First, Lt. Davis warns that if a driver must go digging for their documentation, they should wait until the officer signals them to do so. Secondly, drivers should refrain from removing their seat belt unless the officer wants them to step out of the vehicle.

6. "Did You Know You Were Doing 10 Over The Speed Limit?" 

This is the point in the traffic stop that many drivers hate, because depending on their response they will either be walking away with a citation or a simple warning and a promise to the officer to never do it again. Lt. Davis said, “Hopefully the officer will advise you whether you're receiving a ticket or not prior to returning to his car."

7. You Are Free To Go

The end of a traffic stop is once again decided by the officer. Drivers should have their documentation returned back to them, a ticket, or not, and a verbal confirmation given by the police deputy. 

8. Safely Merge Back Into Traffic

Once again, drivers shouldn't be offended by the officer remaining behind them with their lights on. More than likely the officer wants to make sure that the driver is safely back in traffic or is finishing up paperwork or even answering another call.  

Whether a driver agrees with the ticket or not, they should accept the officer's judgement and wait to argue the ticket in a hearing rather than confronting the issuing officer. Try to keep from making the situation worse by physically or verbally showing anger. The officer is simply doing their job by making sure the roads are safe for everyone. 

These tips are just that, tips. They are not rules to follow and do not guarantee that you won't get a ticket. Instead, these are polite pieces of advice to follow to ensure that a traffic stop goes over smoothly and respectfully on both the officer and the driver's end.


Traffic stops are not enjoyable and can be quite nerve wrecking, but hopefully Lt. Davis' advice will help relieve the pressure in how to properly conduct one's self in case a traffic stop happens.

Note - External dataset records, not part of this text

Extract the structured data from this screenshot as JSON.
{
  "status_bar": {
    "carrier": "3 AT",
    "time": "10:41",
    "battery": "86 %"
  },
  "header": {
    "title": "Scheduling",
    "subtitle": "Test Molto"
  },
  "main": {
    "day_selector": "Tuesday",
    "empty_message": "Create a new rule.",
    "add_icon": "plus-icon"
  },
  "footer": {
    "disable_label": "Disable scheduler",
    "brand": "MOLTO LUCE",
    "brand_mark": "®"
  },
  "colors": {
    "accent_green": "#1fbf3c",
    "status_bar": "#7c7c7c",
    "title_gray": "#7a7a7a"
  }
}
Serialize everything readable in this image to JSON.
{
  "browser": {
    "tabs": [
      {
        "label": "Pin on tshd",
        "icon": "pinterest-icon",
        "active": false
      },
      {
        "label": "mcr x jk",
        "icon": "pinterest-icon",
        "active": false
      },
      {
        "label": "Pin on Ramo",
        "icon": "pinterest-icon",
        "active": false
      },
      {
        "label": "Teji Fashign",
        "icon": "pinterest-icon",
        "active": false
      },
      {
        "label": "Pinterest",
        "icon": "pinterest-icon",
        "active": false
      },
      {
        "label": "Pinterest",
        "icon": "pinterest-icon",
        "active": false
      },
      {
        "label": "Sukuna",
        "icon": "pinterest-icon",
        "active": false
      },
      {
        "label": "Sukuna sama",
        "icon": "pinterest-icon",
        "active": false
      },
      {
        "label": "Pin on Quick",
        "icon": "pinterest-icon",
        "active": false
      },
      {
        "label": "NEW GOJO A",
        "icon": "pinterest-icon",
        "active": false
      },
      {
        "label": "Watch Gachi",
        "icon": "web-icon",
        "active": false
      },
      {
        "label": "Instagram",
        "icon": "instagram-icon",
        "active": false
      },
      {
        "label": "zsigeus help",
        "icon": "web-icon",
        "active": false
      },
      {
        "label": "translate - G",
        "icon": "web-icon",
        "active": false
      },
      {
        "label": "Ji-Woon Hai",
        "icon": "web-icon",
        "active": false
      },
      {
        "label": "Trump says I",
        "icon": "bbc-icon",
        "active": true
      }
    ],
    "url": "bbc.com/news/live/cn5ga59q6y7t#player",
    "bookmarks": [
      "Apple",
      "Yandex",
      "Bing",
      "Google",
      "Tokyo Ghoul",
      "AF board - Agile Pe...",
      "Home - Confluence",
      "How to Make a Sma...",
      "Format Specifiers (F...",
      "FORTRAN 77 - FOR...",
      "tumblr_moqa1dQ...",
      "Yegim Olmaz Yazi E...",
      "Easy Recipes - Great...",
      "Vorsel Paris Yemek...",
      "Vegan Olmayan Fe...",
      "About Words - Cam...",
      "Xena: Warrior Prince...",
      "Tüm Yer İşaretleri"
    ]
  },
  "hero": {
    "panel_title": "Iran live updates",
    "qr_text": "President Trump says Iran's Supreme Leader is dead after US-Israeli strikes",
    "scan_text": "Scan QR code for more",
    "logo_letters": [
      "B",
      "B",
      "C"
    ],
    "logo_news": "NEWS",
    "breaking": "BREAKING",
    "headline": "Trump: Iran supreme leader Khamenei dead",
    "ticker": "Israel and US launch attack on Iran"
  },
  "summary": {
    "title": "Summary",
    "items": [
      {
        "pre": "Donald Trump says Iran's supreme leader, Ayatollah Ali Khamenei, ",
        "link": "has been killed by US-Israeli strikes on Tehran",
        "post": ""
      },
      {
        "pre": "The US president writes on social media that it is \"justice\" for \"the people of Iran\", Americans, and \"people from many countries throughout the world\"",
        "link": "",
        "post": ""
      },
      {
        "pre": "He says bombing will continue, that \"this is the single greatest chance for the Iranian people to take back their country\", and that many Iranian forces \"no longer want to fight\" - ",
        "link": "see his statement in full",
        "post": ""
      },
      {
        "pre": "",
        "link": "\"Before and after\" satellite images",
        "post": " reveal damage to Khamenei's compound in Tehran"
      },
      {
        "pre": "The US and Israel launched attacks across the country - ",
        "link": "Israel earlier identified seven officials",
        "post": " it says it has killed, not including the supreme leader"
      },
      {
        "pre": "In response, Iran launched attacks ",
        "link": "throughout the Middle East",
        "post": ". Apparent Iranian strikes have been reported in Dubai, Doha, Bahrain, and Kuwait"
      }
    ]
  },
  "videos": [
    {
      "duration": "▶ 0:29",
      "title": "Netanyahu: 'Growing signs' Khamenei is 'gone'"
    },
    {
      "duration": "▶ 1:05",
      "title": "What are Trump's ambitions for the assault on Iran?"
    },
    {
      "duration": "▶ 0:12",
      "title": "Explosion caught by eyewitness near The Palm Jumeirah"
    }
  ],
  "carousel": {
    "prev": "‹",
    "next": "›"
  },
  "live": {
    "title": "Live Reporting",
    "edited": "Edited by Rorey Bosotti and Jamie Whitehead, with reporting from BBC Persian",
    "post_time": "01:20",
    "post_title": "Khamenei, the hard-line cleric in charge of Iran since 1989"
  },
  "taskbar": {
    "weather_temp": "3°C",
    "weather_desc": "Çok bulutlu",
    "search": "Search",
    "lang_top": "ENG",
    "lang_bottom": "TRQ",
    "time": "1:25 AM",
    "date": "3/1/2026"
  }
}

Is there a traffic ticket you want to argue in court? Call The Michigan Law Firm, PLLC today for a free consultation at 844.4MI.FIRM.